Jon Mak, a creative writer for an advertising agency, told Efe: “I join the strike because I’m very unhappy with the government’s ineptitude and the police’s brutality over the past two months. They disrupt my life in Hong Kong. One day’s disruption of metro service is nothing by comparison.”
At the airport, over 230 inbound and outbound flights were canceled, as over 3,000 aviation employees and civil airlines officials were on leave for the day, according to the Airport Authority.
The morning chaos was followed by escalating tension and clashes between protesters and police in the afternoon.
Police stations became one of the primary targets of masked protesters. In the late afternoon, some protesters hurled a petrol bomb into Wong Tai Sin Police Station, and others threw bricks, stones, paint bombs and eggs at a station in Tsuen Wan. At about 19.00, protesters set some objects on fire outside Sha Tin Police Station.

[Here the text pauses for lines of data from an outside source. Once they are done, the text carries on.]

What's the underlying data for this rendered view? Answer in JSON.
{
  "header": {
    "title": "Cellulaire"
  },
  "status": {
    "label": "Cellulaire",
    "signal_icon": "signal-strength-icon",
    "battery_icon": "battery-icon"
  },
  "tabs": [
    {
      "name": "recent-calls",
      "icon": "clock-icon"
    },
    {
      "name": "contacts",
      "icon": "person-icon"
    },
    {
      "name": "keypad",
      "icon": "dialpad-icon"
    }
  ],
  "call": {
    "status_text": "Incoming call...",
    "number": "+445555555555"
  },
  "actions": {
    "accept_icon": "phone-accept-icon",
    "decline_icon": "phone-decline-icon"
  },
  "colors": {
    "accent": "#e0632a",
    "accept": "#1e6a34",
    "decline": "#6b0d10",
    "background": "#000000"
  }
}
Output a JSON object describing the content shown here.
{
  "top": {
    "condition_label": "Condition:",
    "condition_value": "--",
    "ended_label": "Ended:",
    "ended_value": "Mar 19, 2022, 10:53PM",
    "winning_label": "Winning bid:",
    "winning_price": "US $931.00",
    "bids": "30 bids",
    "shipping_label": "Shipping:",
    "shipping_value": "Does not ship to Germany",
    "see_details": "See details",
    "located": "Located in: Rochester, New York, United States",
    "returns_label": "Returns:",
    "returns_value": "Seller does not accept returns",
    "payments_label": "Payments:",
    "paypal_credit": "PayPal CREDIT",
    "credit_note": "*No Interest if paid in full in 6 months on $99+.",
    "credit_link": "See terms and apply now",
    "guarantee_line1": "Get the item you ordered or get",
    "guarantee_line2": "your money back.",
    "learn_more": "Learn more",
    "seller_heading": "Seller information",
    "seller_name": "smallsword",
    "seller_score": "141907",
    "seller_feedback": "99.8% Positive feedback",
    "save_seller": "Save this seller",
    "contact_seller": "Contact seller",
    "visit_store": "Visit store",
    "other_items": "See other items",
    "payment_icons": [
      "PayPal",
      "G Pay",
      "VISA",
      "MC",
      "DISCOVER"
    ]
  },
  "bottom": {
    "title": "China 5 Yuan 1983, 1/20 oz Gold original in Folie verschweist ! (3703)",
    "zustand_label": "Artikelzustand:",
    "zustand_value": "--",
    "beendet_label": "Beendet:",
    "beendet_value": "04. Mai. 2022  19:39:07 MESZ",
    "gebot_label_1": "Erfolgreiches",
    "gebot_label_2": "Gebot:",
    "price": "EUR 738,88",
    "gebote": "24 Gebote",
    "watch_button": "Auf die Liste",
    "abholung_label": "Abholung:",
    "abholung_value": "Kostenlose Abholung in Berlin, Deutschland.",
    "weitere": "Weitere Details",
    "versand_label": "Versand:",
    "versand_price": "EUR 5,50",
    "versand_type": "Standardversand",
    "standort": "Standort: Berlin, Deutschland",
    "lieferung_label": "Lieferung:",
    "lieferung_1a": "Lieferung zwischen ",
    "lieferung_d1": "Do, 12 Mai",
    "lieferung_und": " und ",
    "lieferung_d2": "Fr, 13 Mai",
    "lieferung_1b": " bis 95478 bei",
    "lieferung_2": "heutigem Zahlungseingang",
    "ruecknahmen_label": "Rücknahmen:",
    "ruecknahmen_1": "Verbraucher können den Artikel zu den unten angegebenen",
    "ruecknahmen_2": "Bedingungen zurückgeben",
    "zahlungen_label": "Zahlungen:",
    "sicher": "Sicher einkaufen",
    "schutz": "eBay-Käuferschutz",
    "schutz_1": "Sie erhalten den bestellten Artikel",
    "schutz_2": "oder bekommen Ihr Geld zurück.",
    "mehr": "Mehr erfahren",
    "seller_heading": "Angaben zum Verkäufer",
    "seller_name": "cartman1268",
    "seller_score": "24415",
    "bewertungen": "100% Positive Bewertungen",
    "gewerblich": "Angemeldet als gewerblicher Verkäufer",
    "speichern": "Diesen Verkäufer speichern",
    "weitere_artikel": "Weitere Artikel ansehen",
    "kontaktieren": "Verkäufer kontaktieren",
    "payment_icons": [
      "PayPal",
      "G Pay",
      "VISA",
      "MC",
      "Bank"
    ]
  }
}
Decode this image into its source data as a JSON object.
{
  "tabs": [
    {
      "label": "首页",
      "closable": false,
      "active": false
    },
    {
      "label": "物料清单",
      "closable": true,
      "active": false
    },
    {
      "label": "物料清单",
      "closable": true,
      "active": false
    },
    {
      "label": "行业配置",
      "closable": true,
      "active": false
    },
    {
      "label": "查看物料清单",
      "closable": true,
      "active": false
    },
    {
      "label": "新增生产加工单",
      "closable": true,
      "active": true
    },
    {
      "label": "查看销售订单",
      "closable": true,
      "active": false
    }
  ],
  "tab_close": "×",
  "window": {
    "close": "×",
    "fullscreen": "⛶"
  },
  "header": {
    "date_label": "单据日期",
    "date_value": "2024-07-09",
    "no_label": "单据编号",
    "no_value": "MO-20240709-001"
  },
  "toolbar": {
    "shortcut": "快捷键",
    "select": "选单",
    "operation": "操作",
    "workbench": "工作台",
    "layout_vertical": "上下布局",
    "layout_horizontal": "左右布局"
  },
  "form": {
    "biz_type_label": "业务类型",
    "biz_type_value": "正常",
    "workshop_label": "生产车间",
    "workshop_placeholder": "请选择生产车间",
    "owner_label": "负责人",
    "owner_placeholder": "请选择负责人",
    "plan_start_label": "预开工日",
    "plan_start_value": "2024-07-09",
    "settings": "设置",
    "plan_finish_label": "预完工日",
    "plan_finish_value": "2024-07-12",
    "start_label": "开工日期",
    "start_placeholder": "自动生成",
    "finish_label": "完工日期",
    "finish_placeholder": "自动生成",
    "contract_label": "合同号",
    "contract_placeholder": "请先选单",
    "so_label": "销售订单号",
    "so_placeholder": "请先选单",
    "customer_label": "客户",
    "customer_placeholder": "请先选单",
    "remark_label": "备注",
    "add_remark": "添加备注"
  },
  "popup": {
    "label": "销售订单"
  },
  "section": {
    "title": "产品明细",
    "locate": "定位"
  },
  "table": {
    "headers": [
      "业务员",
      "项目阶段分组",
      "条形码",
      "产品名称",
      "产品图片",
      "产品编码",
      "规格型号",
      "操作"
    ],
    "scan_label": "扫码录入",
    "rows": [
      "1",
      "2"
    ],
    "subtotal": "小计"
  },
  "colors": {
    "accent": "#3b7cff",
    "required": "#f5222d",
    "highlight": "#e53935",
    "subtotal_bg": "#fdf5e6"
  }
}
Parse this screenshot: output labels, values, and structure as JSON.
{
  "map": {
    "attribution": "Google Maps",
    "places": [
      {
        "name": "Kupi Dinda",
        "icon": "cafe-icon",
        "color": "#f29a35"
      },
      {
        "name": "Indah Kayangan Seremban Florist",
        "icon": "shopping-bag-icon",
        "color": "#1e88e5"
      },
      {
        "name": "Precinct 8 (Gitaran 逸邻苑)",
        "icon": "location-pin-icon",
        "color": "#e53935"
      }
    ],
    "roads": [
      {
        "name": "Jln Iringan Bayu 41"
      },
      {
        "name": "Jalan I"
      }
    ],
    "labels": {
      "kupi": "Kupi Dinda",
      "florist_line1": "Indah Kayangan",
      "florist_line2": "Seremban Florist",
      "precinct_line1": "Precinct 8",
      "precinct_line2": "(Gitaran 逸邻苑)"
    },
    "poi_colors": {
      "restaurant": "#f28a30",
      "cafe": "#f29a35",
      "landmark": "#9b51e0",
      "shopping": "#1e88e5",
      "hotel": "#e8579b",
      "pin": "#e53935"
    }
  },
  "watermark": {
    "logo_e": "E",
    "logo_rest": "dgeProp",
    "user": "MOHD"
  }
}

The age-old residential area of Wong Tai Sin in Kowloon and the border town of Tin Shui Wai were also two major flashpoints, with numerous rounds of teargas fired by the police starting from early afternoon.
The two districts became the unlikely spots of tension due largely to clashes between police and protesters and local residents last week. The police were criticized for their unnecessary heavy-handed approach in dispersing crowds and arresting people.
In Admiralty, hundreds of young protesters occupied the roads adjacent to the government headquarters. The police fired multiple rounds of teargas between short intervals, but the protesters stayed put, sometimes moving forward towards the police and sometimes retreating.
While the general strike was the main theme of the day, it was the territory-wide chaos that got the most attention, reflecting a widening rift between people and the Hong Kong authorities.
Besides, groups dressed in white also reappeared at night – they belong to local mafias – brandishing metal bars to hit black uniformed people, the preferred color of prodemocratic protesters.
Yeung said: “It is unclear how many people have taken part in the strike. The main message to have come out today is that people’s discontent with the government is rising sharply and that they are increasingly critical of the police’s conduct.”
In the morning, Chief Executive Carrie Lam appeared at a tense press conference, saying “the great majority of Hong Kong people are now in a state of great anxiety.” She also criticized protesters who were increasingly violent in their actions.
Yeung noted that Lam’s comments failed to placate people but would serve to further divide society and aggravate tension between people and the authorities.
The Hang Seng Index closed 767 points lower at 26,151 Monday afternoon.
(Español) Comprensión y vocabulario
Comprehension and Vocabulary
apaciguar y calmar
acorralar y hostigar
contemplar y visitar
eliminando objetos que pueden usarse como armas
amenazando con barras que pueden usarse como armas para hacer daño
bailando con barras metálicas de gimnasia
ha sido equilibrado
ha sido sembrado de
ha sufrido menoscabo
las quinientas mil
el medio millar desde que comenzaron
el medio millar desde el domingo
comprensión por la brutalidad policial
comprensión por los altercados en la ciudad
comprensión por las demandas juveniles